Monday, July 23, 2018 | ePaper
Inequality still a major global problem
FORMER World Trade Organisation Director General Pascal Lamy on Saturday said the problem of rising inequality in countries across the globe could be resolved internally. Internal consensus and efforts are very much needed to alleviate wealth inequality, and in doing so many instruments including taxation and prevention of getting higher returns from wealth could be used, he said, as per reports of local dailies.
Lamy was speaking at a public lecture on 'Knowledge to share, planet to care' organised by the Centre for Policy Dialogue in Dhaka. He also said the environmental devaluation issue needs global efforts, otherwise it would not work.
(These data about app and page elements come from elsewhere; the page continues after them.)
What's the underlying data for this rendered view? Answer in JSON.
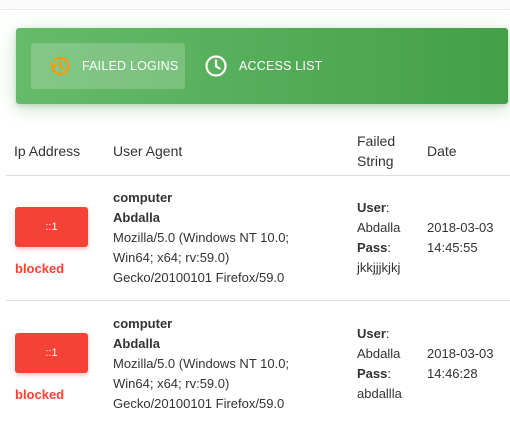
{
  "tabs": [
    {
      "label": "FAILED LOGINS",
      "icon": "history-icon",
      "active": true
    },
    {
      "label": "ACCESS LIST",
      "icon": "clock-icon",
      "active": false
    }
  ],
  "table": {
    "headers": {
      "ip": "Ip Address",
      "user_agent": "User Agent",
      "failed_string_1": "Failed",
      "failed_string_2": "String",
      "date": "Date"
    },
    "rows": [
      {
        "ip": "::1",
        "status": "blocked",
        "ua_host": "computer",
        "ua_user": "Abdalla",
        "ua_lines": [
          "Mozilla/5.0 (Windows NT 10.0;",
          "Win64; x64; rv:59.0)",
          "Gecko/20100101 Firefox/59.0"
        ],
        "user_label": "User",
        "user_value": "Abdalla",
        "pass_label": "Pass",
        "pass_value": "jkkjjjkjkj",
        "date": "2018-03-03",
        "time": "14:45:55"
      },
      {
        "ip": "::1",
        "status": "blocked",
        "ua_host": "computer",
        "ua_user": "Abdalla",
        "ua_lines": [
          "Mozilla/5.0 (Windows NT 10.0;",
          "Win64; x64; rv:59.0)",
          "Gecko/20100101 Firefox/59.0"
        ],
        "user_label": "User",
        "user_value": "Abdalla",
        "pass_label": "Pass",
        "pass_value": "abdallla",
        "date": "2018-03-03",
        "time": "14:46:28"
      }
    ]
  },
  "colors": {
    "accent_green": "#4caf50",
    "danger_red": "#f44336"
  }
}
There is little to be done in ensuring fair share for the workers of profits big brands are making from the readymade garment products sourced from countries like Bangladesh, Lamy, who was WTO Director General in 2005-13, said while addressing the issue raised the meeting. He said that he knew about the issue of selling by global brands a shirt at $25 that was sourced at $5.
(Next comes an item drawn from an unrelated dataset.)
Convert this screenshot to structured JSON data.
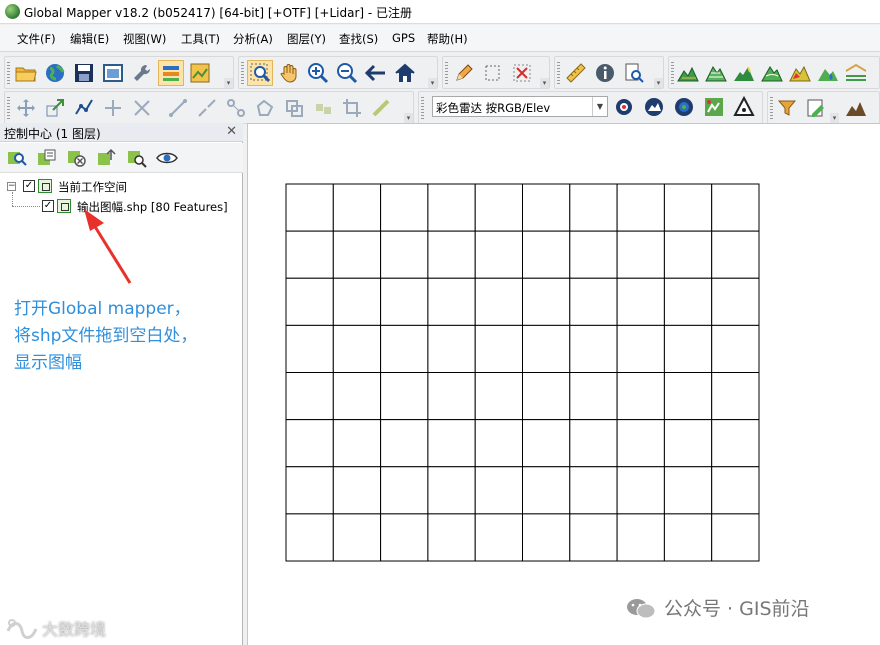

He said as per the report that it's a market-driven economic system and there is a very little to be done. Rather, he stated, time has come to protect the consumers and it's a very tough job compared with that of ensuring rights of the producers.
It is true that internal inequities could be rooted out internally through taxation - but it is also equally true that Western countries could do more to root out developing country inequalities. One simple way to do so is to prevent the transfer of funds which have been procured through illegal or corrupt methods. This would automatically make people who earn through corrupt means in third world nations think twice before doing so as there would be no safe refuge for their ill-gotten funds - as many dictators and their families think nothing of buying expensive properties in first would countries. But no developed nation is yet to provide a comprehensive set of laws to regulate the flow of incoming funds from developing countries.
Another way to reduce income inequality is to provide developing countries adequate compensation for their products instead of squeezing them to get enhanced profits - as first world companies won't do. Bangladesh is a sufferer of this as the unit prices it receives from such products as RMG have been declining for the last decade or more. Such adequate compensation would go a long way towards the workers getting a minimum sustainable wage - an act which would automatically reduce inequality. But yet again first world nations will bypass this as it is contrary to their interests. Its time that first world countries stopped uttering pious platitudes and started proactive work to actually put in effect measures which would make the world a less inequitable place.